My extended family would eventually all settle in the United States, also. We were Armenian at home. We were to only speak Armenian at home. As a matter of fact, anytime my grandmother heard us kids speak English, she quickly reminded us, “you are Armenian.”

In our community, you spoke Armenian. You ate Armenian food. Your friends were Armenian. Your extracurricular activities were through Armenian organizations. Church was Armenian. No other race or ethnicity was allowed to infiltrate. And under no circumstance, were we to associate with others who were not Armenian. 

After I was in college at UC Irvine, my parents divorced. Then shortly thereafter, my beloved grandmother died suddenly. My world was in shock. Everything I had ever known to be stable was no longer. 

My sister, my one and only true confidant, left for Chicago to attend medical school. I was the fat kid left in the same place trying to make sense of my life. I had goals, ambitions, but anything I actually recognized in my life was gone. Each of my people made decisions for themselves contrary to the values they had instilled in me. My dad remarried. My sister met an American and married him.
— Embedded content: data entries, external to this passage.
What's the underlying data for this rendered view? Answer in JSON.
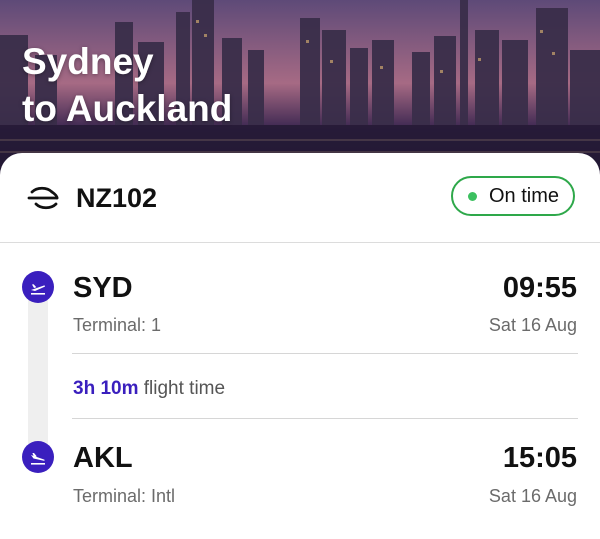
{
  "hero": {
    "title_line1": "Sydney",
    "title_line2": "to Auckland"
  },
  "flight": {
    "airline_icon": "air-new-zealand-koru-icon",
    "number": "NZ102",
    "status": "On time",
    "status_color": "#2ea84a"
  },
  "departure": {
    "icon": "takeoff-icon",
    "code": "SYD",
    "terminal": "Terminal: 1",
    "time": "09:55",
    "date": "Sat 16 Aug"
  },
  "duration": {
    "value": "3h 10m",
    "label": "flight time"
  },
  "arrival": {
    "icon": "landing-icon",
    "code": "AKL",
    "terminal": "Terminal: Intl",
    "time": "15:05",
    "date": "Sat 16 Aug"
  },
  "colors": {
    "accent": "#3a1fbe",
    "status_green": "#2ea84a",
    "muted_text": "#6b6b6b"
  }
}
Here I was still fat and attempting to make a life that was somewhat recognizable to myself. The reality was that I was living a double life. 

I had started dating a Black man, nine years older than me. We dated for five years. I thought it was a healthy relationship. I was too blind and naive to recognize that I was just the side dish. We never went out in public together. Our relationship was a secret. I didn’t meet his family for years. He cheated on me. I forgave him. I was broken and damaged. 
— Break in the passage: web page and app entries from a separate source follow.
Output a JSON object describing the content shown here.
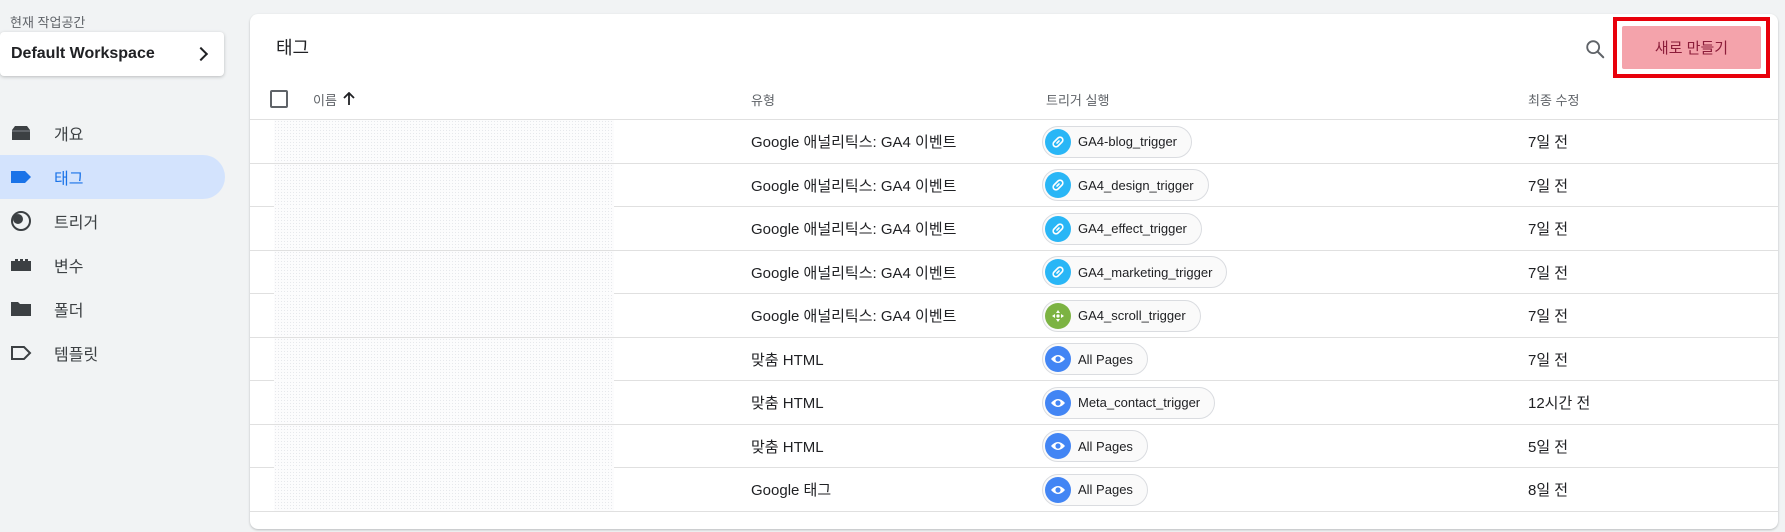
{
  "sidebar": {
    "workspace_label": "현재 작업공간",
    "workspace_name": "Default Workspace",
    "items": [
      {
        "label": "개요",
        "icon": "overview-icon",
        "active": false
      },
      {
        "label": "태그",
        "icon": "tag-icon",
        "active": true
      },
      {
        "label": "트리거",
        "icon": "trigger-icon",
        "active": false
      },
      {
        "label": "변수",
        "icon": "variable-icon",
        "active": false
      },
      {
        "label": "폴더",
        "icon": "folder-icon",
        "active": false
      },
      {
        "label": "템플릿",
        "icon": "template-icon",
        "active": false
      }
    ]
  },
  "main": {
    "title": "태그",
    "new_button": "새로 만들기",
    "columns": {
      "name": "이름",
      "type": "유형",
      "trigger": "트리거 실행",
      "modified": "최종 수정"
    },
    "rows": [
      {
        "type": "Google 애널리틱스: GA4 이벤트",
        "trigger": "GA4-blog_trigger",
        "trigger_icon": "link-icon",
        "modified": "7일 전"
      },
      {
        "type": "Google 애널리틱스: GA4 이벤트",
        "trigger": "GA4_design_trigger",
        "trigger_icon": "link-icon",
        "modified": "7일 전"
      },
      {
        "type": "Google 애널리틱스: GA4 이벤트",
        "trigger": "GA4_effect_trigger",
        "trigger_icon": "link-icon",
        "modified": "7일 전"
      },
      {
        "type": "Google 애널리틱스: GA4 이벤트",
        "trigger": "GA4_marketing_trigger",
        "trigger_icon": "link-icon",
        "modified": "7일 전"
      },
      {
        "type": "Google 애널리틱스: GA4 이벤트",
        "trigger": "GA4_scroll_trigger",
        "trigger_icon": "scroll-icon",
        "modified": "7일 전"
      },
      {
        "type": "맞춤 HTML",
        "trigger": "All Pages",
        "trigger_icon": "eye-icon",
        "modified": "7일 전"
      },
      {
        "type": "맞춤 HTML",
        "trigger": "Meta_contact_trigger",
        "trigger_icon": "eye-icon",
        "modified": "12시간 전"
      },
      {
        "type": "맞춤 HTML",
        "trigger": "All Pages",
        "trigger_icon": "eye-icon",
        "modified": "5일 전"
      },
      {
        "type": "Google 태그",
        "trigger": "All Pages",
        "trigger_icon": "eye-icon",
        "modified": "8일 전"
      }
    ]
  },
  "colors": {
    "accent": "#1a73e8",
    "active_nav_bg": "#d3e3fd",
    "link_chip": "#29b6f6",
    "scroll_chip": "#7cb342",
    "eye_chip": "#4285f4",
    "new_button_bg": "#f4a3ab",
    "highlight_border": "#e8000b"
  }
}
I thought losing weight would be the solution. I blamed no one but myself. All these horrible circumstances were because I was fat. So I needed to do something about it. I decided upon lap-band surgery. My family was supportive. I was in the last year of getting my Master’s degree in School Psychology. I would finally be skinny and have a Master’s degree and would be any man’s dream woman. 

So the October after my surgery, about six months later, I came across this man on a free dating website, who appeared to speak right into my soul. He was handsome, appeared successful and clearly was intelligent. We spoke on the phone and I instantly knew he  would be in my life forever. We planned our first date. 

I picked him up from his apartment in Riverside. An amazingly handsome man, who also smelled amazing? And he was interested in me? I was in awe. I was right. The surgery worked. I finally was able to meet a kind, handsome man who thought I was beautiful. We went to a park. We sat and talked for hours on a park bench. He held my hand. And it felt real and the energy between us was magnetic. 

We had to leave. The Angels, his favorite baseball team, were in the playoffs and he wanted to watch the game. As he left the car, I got out to hug him. He kissed my lips tenderly. And in those five seconds, my heart became his. He promised he would text me later. And to my surprise, he did. 

Little did I know, this was all part of his grand scheme. The butterflies in my stomach would soon turn into cockroaches. 

Stay tuned for more…